Filipino Nurses Support Group
Vancouver, B.C., Canada
B.C. NURSES SAY 'SHOW US THE MONEY' WHILE FILIPINO NURSES CONTINUE TO
TOIL IN MODERN-DAY SLAVERY
In the wake of the B.C. Nurses' Union's (BCNU) unveiling of their plan
on how B.C. can competitively recruit and retain desperately needed
nurses, a 60% wage hike sounds great for practicing nurses in B.C., but
rings quite clearly on the unrealistic side. Crying out loudly and
consistently are the often ignored and misunderstood voices of the large
and growing numbers of Filipino nurses struggling to waken health and
nursing institutions, like the BCNU, to their clearly difficult reality.
Instead of being allowed to enter the country as nurses and landed
immigrants, especially now, during these times of a critical nursing
shortage hitting hospitals across the country, the Canadian government,
through Citizenship and Immigration Canada (CIC), offers zero
occupational points to nurses in assessing independent immigrant
applicants. The only choice for many nurses from the Philippines
attempting to escape the grinding poverty in their homeland, therefore,
is to come to Canada under the Live-in Caregiver Program (LCP) as
cheaply paid domestic workers.
After at least two years of not practicing nursing, they become
de-skilled. Their needed nursing skills and education become a complete
waste in Canadian society during a time they are needed the most.
Filipino nurses become legislated into poverty and debt by the Canadian
BCNU President, Ivory Warner, explained that it's high time that nurses'
work be truly valued and respected, when they publicly announced the
union's bargaining demand to increase nurses' wages from $26.50 to $42
"What about valuing and respecting nurses' work equally?" questions
Joyce Lovitos, a nurse from the Philippines who came to Canada in 1998
and member of the Filipino Nurses Support Group (FNSG). Hoping to
practice nursing here, she came to Canada under the LCP. She did
not realize however, that a live-in caregiver was a glossed-up term for
a minimum wage domestic worker who scrubs the toilets, mops the floors,
and looks after the children and elderly of privileged Canadian families
who could afford to have a live-in nanny.
"There are so many Filipino and other foreign-trained nurses already
here and fully qualified to practice nursing in B.C., yet who are held
back by immigration and accreditation barriers from working as nurses.
In fact, Filipino nurses are at the top of the list when it comes to
foreign-trained nurses successfully obtaining their registration to
practice nursing in B.C. based on RNABC [Registered Nurses Association
of B.C.] requirements" states Lovitos. "Are they saying that the
contribution of qualified foreign-trained nurses are considered less
valuable? Or are we just less desirable as professionals in Canada?"
A pool of highly-skilled, yet low-paid health workers has been created

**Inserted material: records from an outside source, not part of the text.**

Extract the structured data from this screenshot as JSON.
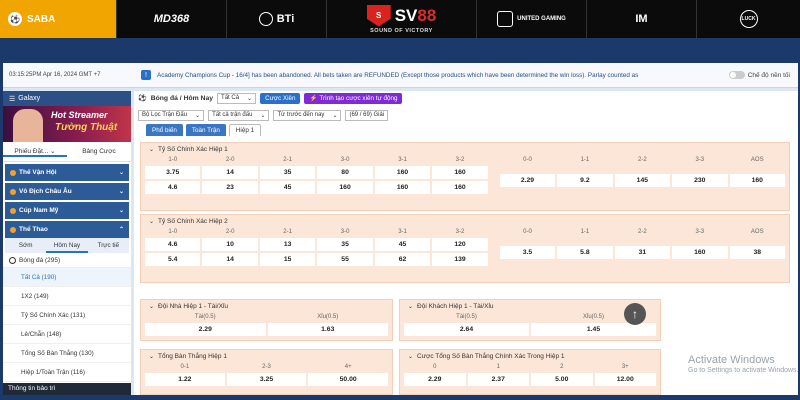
{
  "topbar": {
    "providers": [
      "SABA",
      "MD368",
      "BTi",
      "UNITED GAMING",
      "IM",
      "LUCK"
    ],
    "sv88": {
      "name_a": "SV",
      "name_b": "88",
      "slogan": "SOUND OF VICTORY"
    }
  },
  "notice": {
    "time": "03:15:25PM Apr 16, 2024 GMT +7",
    "message": "Academy Champions Cup - 16/4] has been abandoned. All bets taken are REFUNDED (Except those products which have been determined the win loss). Parlay counted as",
    "toggle_label": "Chế độ nền tối"
  },
  "sidebar": {
    "galaxy": "Galaxy",
    "banner": {
      "line1": "Hot Streamer",
      "line2": "Tường Thuật"
    },
    "tabs": [
      "Phiếu Đặt...",
      "Bảng Cược"
    ],
    "categories": [
      "Thế Vận Hội",
      "Vô Địch Châu Âu",
      "Cúp Nam Mỹ"
    ],
    "sports_header": "Thể Thao",
    "subtabs": [
      "Sớm",
      "Hôm Nay",
      "Trực tiế"
    ],
    "sport_item": "Bóng đá (295)",
    "markets": [
      "Tất Cả (190)",
      "1X2 (149)",
      "Tỷ Số Chính Xác (131)",
      "Lẻ/Chẵn (148)",
      "Tổng Số Bàn Thắng (130)",
      "Hiệp 1/Toàn Trận (116)"
    ],
    "info": "Thông tin bảo trì"
  },
  "main": {
    "title": "Bóng đá / Hôm Nay",
    "select_all": "Tất Cả",
    "btn_xien": "Cược Xiên",
    "btn_auto": "Trình tạo cược xiên tự động",
    "filters": [
      "Bộ Lọc Trận Đấu",
      "Tất cả trận đấu",
      "Từ trước đến nay",
      "(69 / 69) Giải"
    ],
    "tabs": [
      "Phổ biến",
      "Toàn Trận",
      "Hiệp 1"
    ]
  },
  "panels": {
    "p1": {
      "title": "Tỷ Số Chính Xác Hiệp 1",
      "left_labels": [
        "1-0",
        "2-0",
        "2-1",
        "3-0",
        "3-1",
        "3-2"
      ],
      "left_rows": [
        [
          "3.75",
          "14",
          "35",
          "80",
          "160",
          "160"
        ],
        [
          "4.6",
          "23",
          "45",
          "160",
          "160",
          "160"
        ]
      ],
      "right_labels": [
        "0-0",
        "1-1",
        "2-2",
        "3-3",
        "AOS"
      ],
      "right_row": [
        "2.29",
        "9.2",
        "145",
        "230",
        "160"
      ]
    },
    "p2": {
      "title": "Tỷ Số Chính Xác Hiệp 2",
      "left_labels": [
        "1-0",
        "2-0",
        "2-1",
        "3-0",
        "3-1",
        "3-2"
      ],
      "left_rows": [
        [
          "4.6",
          "10",
          "13",
          "35",
          "45",
          "120"
        ],
        [
          "5.4",
          "14",
          "15",
          "55",
          "62",
          "139"
        ]
      ],
      "right_labels": [
        "0-0",
        "1-1",
        "2-2",
        "3-3",
        "AOS"
      ],
      "right_row": [
        "3.5",
        "5.8",
        "31",
        "160",
        "38"
      ]
    },
    "p3": {
      "title": "Đội Nhà Hiệp 1 - Tài/Xỉu",
      "labels": [
        "Tài(0.5)",
        "Xỉu(0.5)"
      ],
      "values": [
        "2.29",
        "1.63"
      ]
    },
    "p4": {
      "title": "Đội Khách Hiệp 1 - Tài/Xỉu",
      "labels": [
        "Tài(0.5)",
        "Xỉu(0.5)"
      ],
      "values": [
        "2.64",
        "1.45"
      ]
    },
    "p5": {
      "title": "Tổng Bàn Thắng Hiệp 1",
      "labels": [
        "0-1",
        "2-3",
        "4+"
      ],
      "values": [
        "1.22",
        "3.25",
        "50.00"
      ]
    },
    "p6": {
      "title": "Cược Tổng Số Bàn Thắng Chính Xác Trong Hiệp 1",
      "labels": [
        "0",
        "1",
        "2",
        "3+"
      ],
      "values": [
        "2.29",
        "2.37",
        "5.00",
        "12.00"
      ]
    }
  },
  "watermark": {
    "title": "Activate Windows",
    "sub": "Go to Settings to activate Windows."
  },
  "scroll_top": "↑"
}
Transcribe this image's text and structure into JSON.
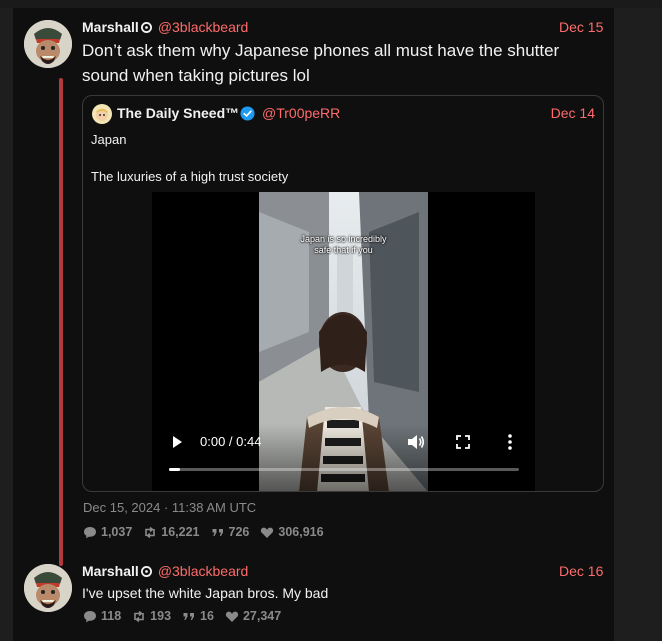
{
  "tweet1": {
    "display_name": "Marshall",
    "handle": "@3blackbeard",
    "date": "Dec 15",
    "text_line1": "Don’t ask them why Japanese phones all must have the shutter",
    "text_line2": "sound when taking pictures lol",
    "timestamp": "Dec 15, 2024 · 11:38 AM UTC",
    "stats": {
      "replies": "1,037",
      "retweets": "16,221",
      "quotes": "726",
      "likes": "306,916"
    }
  },
  "quote": {
    "display_name": "The Daily Sneed™",
    "handle": "@Tr00peRR",
    "date": "Dec 14",
    "text_line1": "Japan",
    "text_line2": "The luxuries of a high trust society",
    "video": {
      "caption_line1": "Japan is so incredibly",
      "caption_line2": "safe that if you",
      "time": "0:00 / 0:44",
      "progress": 0.03
    }
  },
  "tweet2": {
    "display_name": "Marshall",
    "handle": "@3blackbeard",
    "date": "Dec 16",
    "text": "I've upset the white Japan bros. My bad",
    "stats": {
      "replies": "118",
      "retweets": "193",
      "quotes": "16",
      "likes": "27,347"
    }
  },
  "colors": {
    "accent": "#ff6b6b",
    "thread_line": "#b33a3a",
    "muted": "#8a8a8a",
    "background": "#0f0f0f"
  },
  "icons": [
    "badge-icon",
    "verified-icon",
    "play-icon",
    "volume-icon",
    "fullscreen-icon",
    "more-vertical-icon",
    "reply-icon",
    "retweet-icon",
    "quote-icon",
    "like-icon"
  ]
}
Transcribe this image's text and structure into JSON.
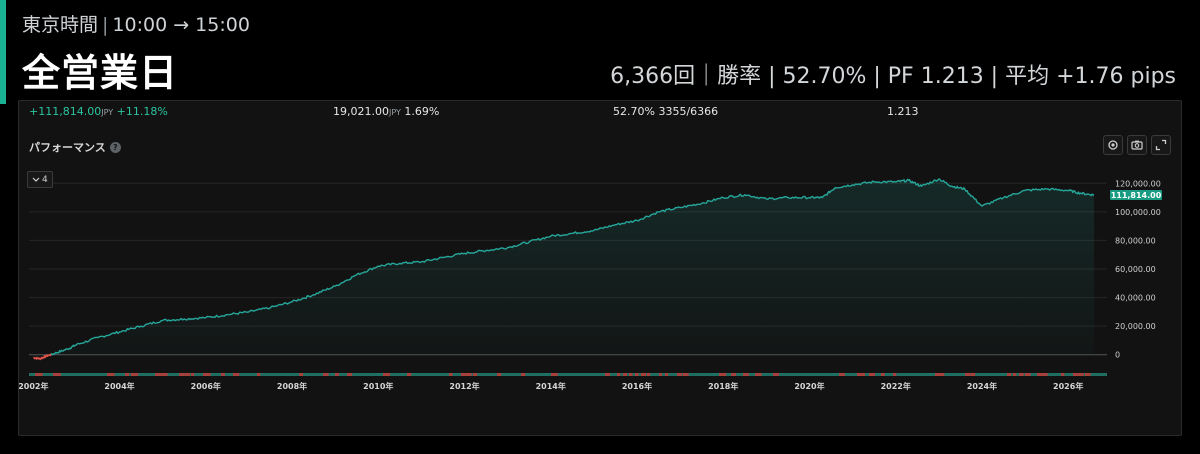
{
  "header": {
    "session_name": "東京時間",
    "session_range": "10:00 → 15:00",
    "title": "全営業日",
    "stats_line": "6,366回｜勝率 | 52.70% | PF 1.213 | 平均 +1.76 pips"
  },
  "summary": {
    "net_profit": "+111,814.00",
    "net_profit_unit": "JPY",
    "net_profit_pct": "+11.18%",
    "max_drawdown": "19,021.00",
    "max_drawdown_unit": "JPY",
    "max_drawdown_pct": "1.69%",
    "win_rate": "52.70%",
    "win_ratio": "3355/6366",
    "profit_factor": "1.213"
  },
  "panel": {
    "title": "パフォーマンス",
    "help_icon": "?",
    "zoom_label": "4"
  },
  "colors": {
    "accent": "#19b394",
    "line": "#26a69a",
    "loss": "#e0534a",
    "label_bg": "#1a9c82"
  },
  "chart_data": {
    "type": "area",
    "x_tick_labels": [
      "2002年",
      "2004年",
      "2006年",
      "2008年",
      "2010年",
      "2012年",
      "2014年",
      "2016年",
      "2018年",
      "2020年",
      "2022年",
      "2024年",
      "2026年"
    ],
    "x_tick_years": [
      2002,
      2004,
      2006,
      2008,
      2010,
      2012,
      2014,
      2016,
      2018,
      2020,
      2022,
      2024,
      2026
    ],
    "xlim": [
      2001.9,
      2026.9
    ],
    "ylim": [
      -10000,
      130000
    ],
    "y_tick_labels": [
      "0",
      "20,000.00",
      "40,000.00",
      "60,000.00",
      "80,000.00",
      "100,000.00",
      "120,000.00"
    ],
    "y_tick_values": [
      0,
      20000,
      40000,
      60000,
      80000,
      100000,
      120000
    ],
    "grid": true,
    "last_value_label": "111,814.00",
    "series": [
      {
        "x": [
          2002.0,
          2002.15,
          2002.3,
          2002.5,
          2002.8,
          2003.0,
          2003.5,
          2004.0,
          2004.5,
          2005.0,
          2005.5,
          2006.0,
          2006.5,
          2007.0,
          2007.5,
          2008.0,
          2008.5,
          2009.0,
          2009.5,
          2010.0,
          2010.5,
          2011.0,
          2011.5,
          2012.0,
          2012.5,
          2013.0,
          2013.5,
          2014.0,
          2014.5,
          2015.0,
          2015.5,
          2016.0,
          2016.5,
          2017.0,
          2017.5,
          2018.0,
          2018.5,
          2019.0,
          2019.5,
          2020.0,
          2020.3,
          2020.6,
          2021.0,
          2021.5,
          2022.0,
          2022.3,
          2022.6,
          2023.0,
          2023.3,
          2023.6,
          2024.0,
          2024.5,
          2025.0,
          2025.5,
          2026.0,
          2026.3,
          2026.6
        ],
        "y": [
          -2000,
          -2800,
          -1000,
          1000,
          4000,
          7000,
          12000,
          16000,
          20000,
          24000,
          25000,
          26000,
          28000,
          30000,
          33000,
          37000,
          42000,
          48000,
          56000,
          62000,
          64000,
          65000,
          68000,
          71000,
          73000,
          75000,
          79000,
          83000,
          85000,
          87000,
          91000,
          94000,
          100000,
          103000,
          106000,
          110000,
          112000,
          109000,
          110000,
          110000,
          110000,
          117000,
          119000,
          121000,
          121000,
          122000,
          118000,
          123000,
          118000,
          116000,
          104000,
          110000,
          115000,
          116000,
          115000,
          113000,
          111814
        ]
      }
    ]
  }
}
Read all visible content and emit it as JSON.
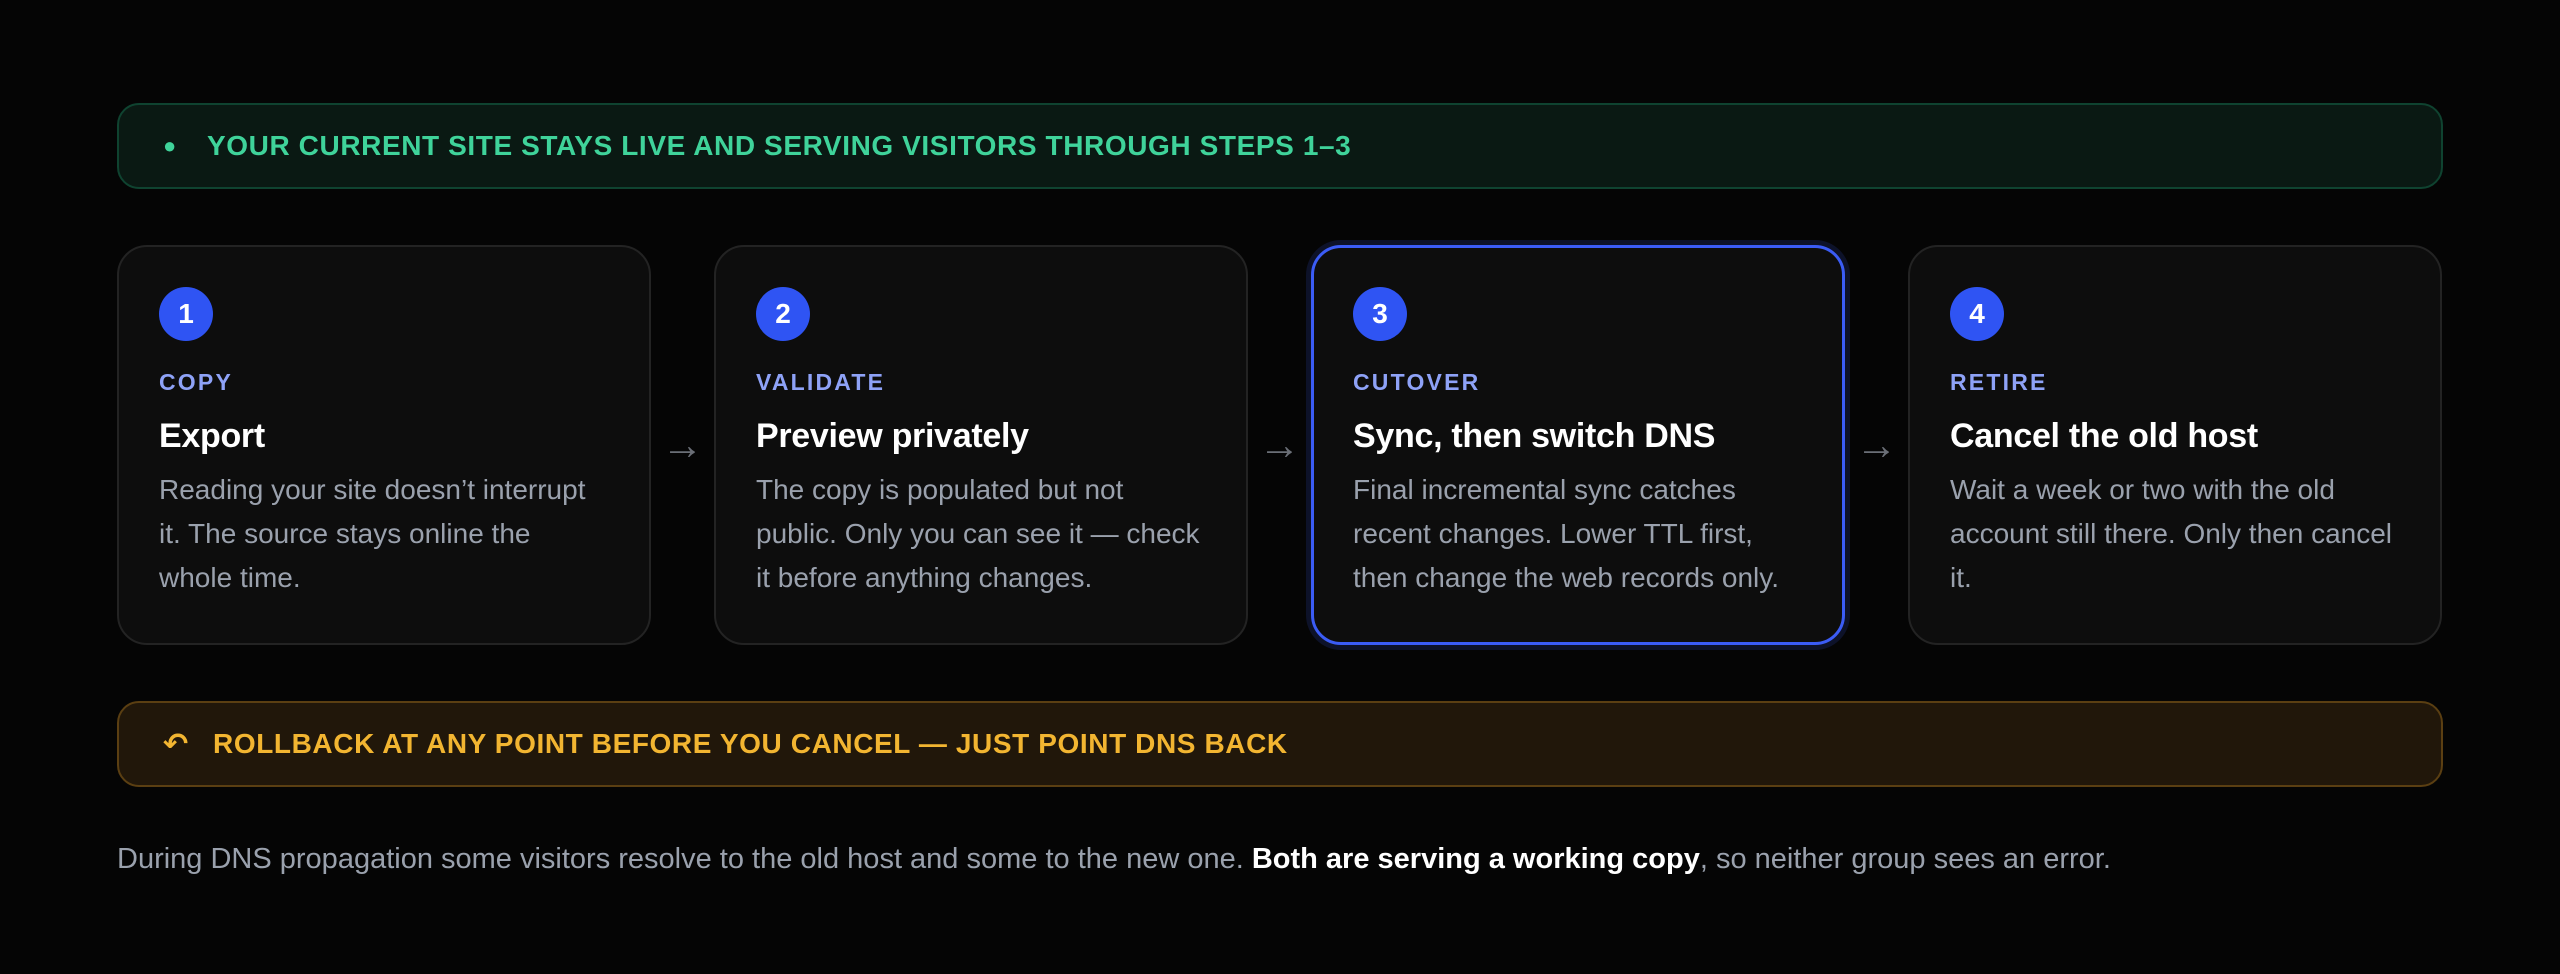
{
  "banner_live": {
    "icon": "dot-icon",
    "glyph": "●",
    "text": "YOUR CURRENT SITE STAYS LIVE AND SERVING VISITORS THROUGH STEPS 1–3",
    "color": "#3fd39a"
  },
  "steps": [
    {
      "number": "1",
      "phase": "COPY",
      "title": "Export",
      "description": "Reading your site doesn’t interrupt it. The source stays online the whole time.",
      "active": false
    },
    {
      "number": "2",
      "phase": "VALIDATE",
      "title": "Preview privately",
      "description": "The copy is populated but not public. Only you can see it — check it before anything changes.",
      "active": false
    },
    {
      "number": "3",
      "phase": "CUTOVER",
      "title": "Sync, then switch DNS",
      "description": "Final incremental sync catches recent changes. Lower TTL first, then change the web records only.",
      "active": true
    },
    {
      "number": "4",
      "phase": "RETIRE",
      "title": "Cancel the old host",
      "description": "Wait a week or two with the old account still there. Only then cancel it.",
      "active": false
    }
  ],
  "arrow_glyph": "→",
  "banner_rollback": {
    "icon": "undo-arrow-icon",
    "glyph": "↶",
    "text": "ROLLBACK AT ANY POINT BEFORE YOU CANCEL — JUST POINT DNS BACK",
    "color": "#f2b531"
  },
  "footnote": {
    "before": "During DNS propagation some visitors resolve to the old host and some to the new one. ",
    "emphasis": "Both are serving a working copy",
    "after": ", so neither group sees an error."
  },
  "colors": {
    "background": "#050505",
    "accent": "#2f54f3",
    "phase_label": "#8ea2f7",
    "muted_text": "#9aa1ad"
  }
}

through the Canadian government's LCP. Once the nurses complete their
temporary work contract as domestic workers and obtain their landed
immigrant status, many become home support workers, nursing aides, or
continue to do domestic work, because of the many barriers that prevent
them from practicing nursing here. Their presence in fact, cheapens the
nursing profession by driving down the wages of Canadian nurses and
"It's a formula for the privatization of Canada's health care system.
Highly-skilled and highly-educated immigrants, mostly from the Third
World, are segregated as sources of cheap labour for Canada", states
Leah Diana, a registered nurse in B.C. and member of FNSG. "With BCNU's
recent announcement of their demand to increase nurses' wages to $42 per
hour, can this really be achieved when qualified foreign-trained nurses
continue to make $7.50 an hour in private homes and home care agencies?"
BCNU's position only promotes racist assumptions about the
qualifications of foreign-trained nurses, further dividing and
segregating the nursing workforce, and pitting Canadian nurses against
"The struggle of Filipino and other foreign-trained nurses is a
legitimate struggle for recognition and equality as immigrants and women
working in Canada. Government and nursing institutions should commit to
support the struggle of Filipino nurses as one of the concrete steps
they can take to help alleviate the nursing shortage and improve health
care", states Sheila Farrales, registered nurse in B.C., also a member
For more information, call Leah or Sheila at (604) 215-1103.
Celebrating a Decade of Struggle
Philippine Women Centre of B.C.
ph/fax: (604) 215-1103